Funding agencies often ask you to identify the types of data that you are producing and the types of data that you will retain for sharing. This section of your DMP is often called “Types of Data,” and funding agencies are interested in details about the kind of data you are collecting, how it is being collected, an estimated amount of how much data will be collected and saved along with the initial file formats produced. The first phase of drafting a data management plan should be to make an inventory of the data you plan to collect, including:

  • The type of data being collected and the software required to work with the data:
    • Examples of types of data: spatial, temporal, observational, experimental, simulations or models, survey responses, etc.
    • Specify if any software is necessary to work with the data files
  • How the data is being collected, generated, etc.
    • Examples: recorded interviews, surveys, models, sensors, image analysis, DNA sequencing, word counts, camera traps, etc.
  • Estimates of how much data will be collected and of that data, how much will be saved
  • How the data will be saved and the types of files being produced
    • This often refers to the final format for the data, or the format in which it will be shared
    • PDF (portable document format), .csv (comma-separated values), .docx (Microsoft Word), .txt (plain-text), etc.


  • It is always recommended to use open file formats rather than proprietary formats, when possible. This makes the data easier to share, work with across platforms and programs, and will make preserving and archiving the data easier. See our table on sustainable data formats for recommendations on various types of data formats.
  • Using a database can be helpful in organizing data, but it is often difficult to export data from a database for future re-use. If you plan on using a database to manage your data, you will need to think about how others will be able to access and export data from it.

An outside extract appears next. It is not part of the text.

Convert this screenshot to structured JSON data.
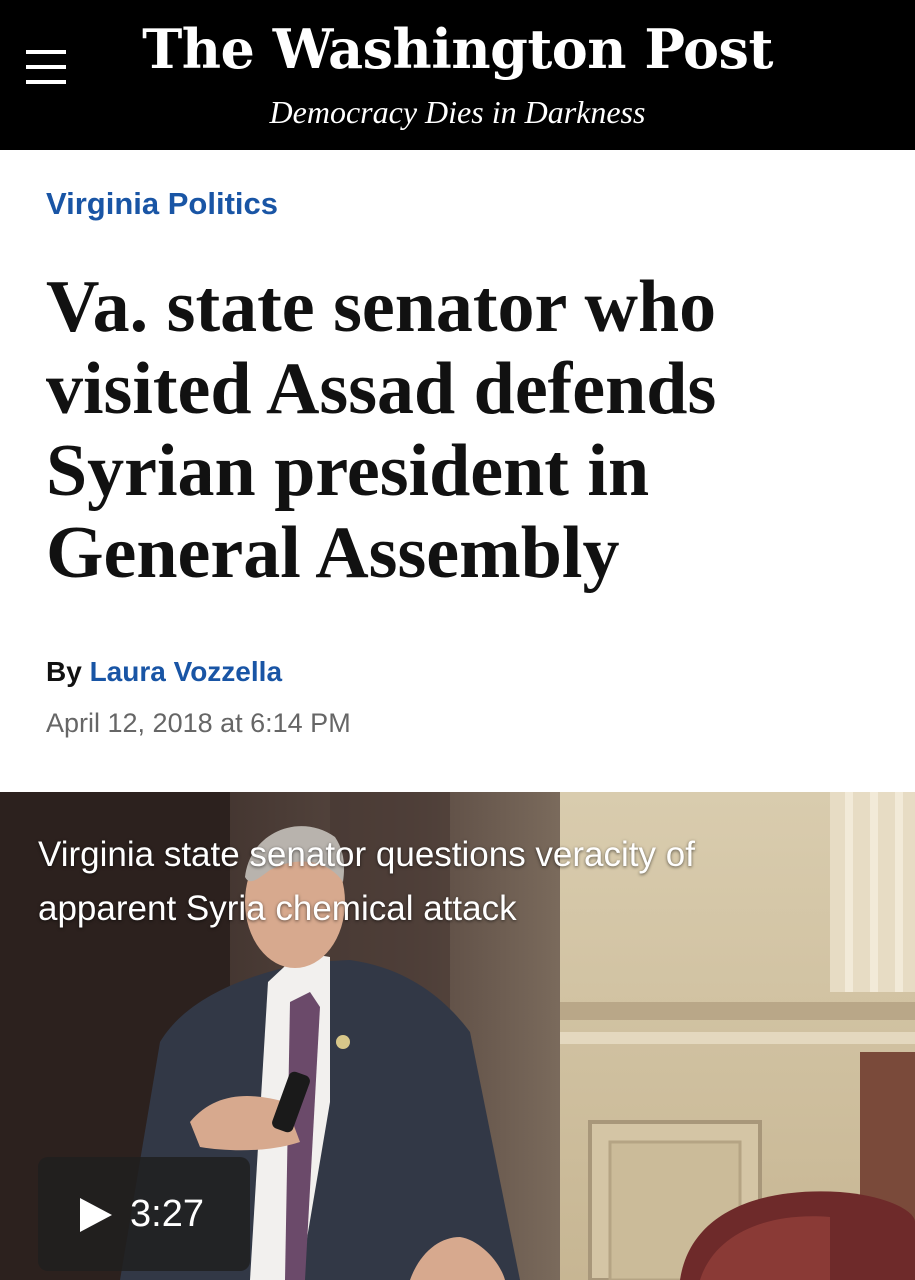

Writing Prompts:

  • What type of data is it?
  • How will the data be collected?
  • What file types will the data be saved as?

This content was adapted from Iowa State University Library’s Data Management Plan Guide.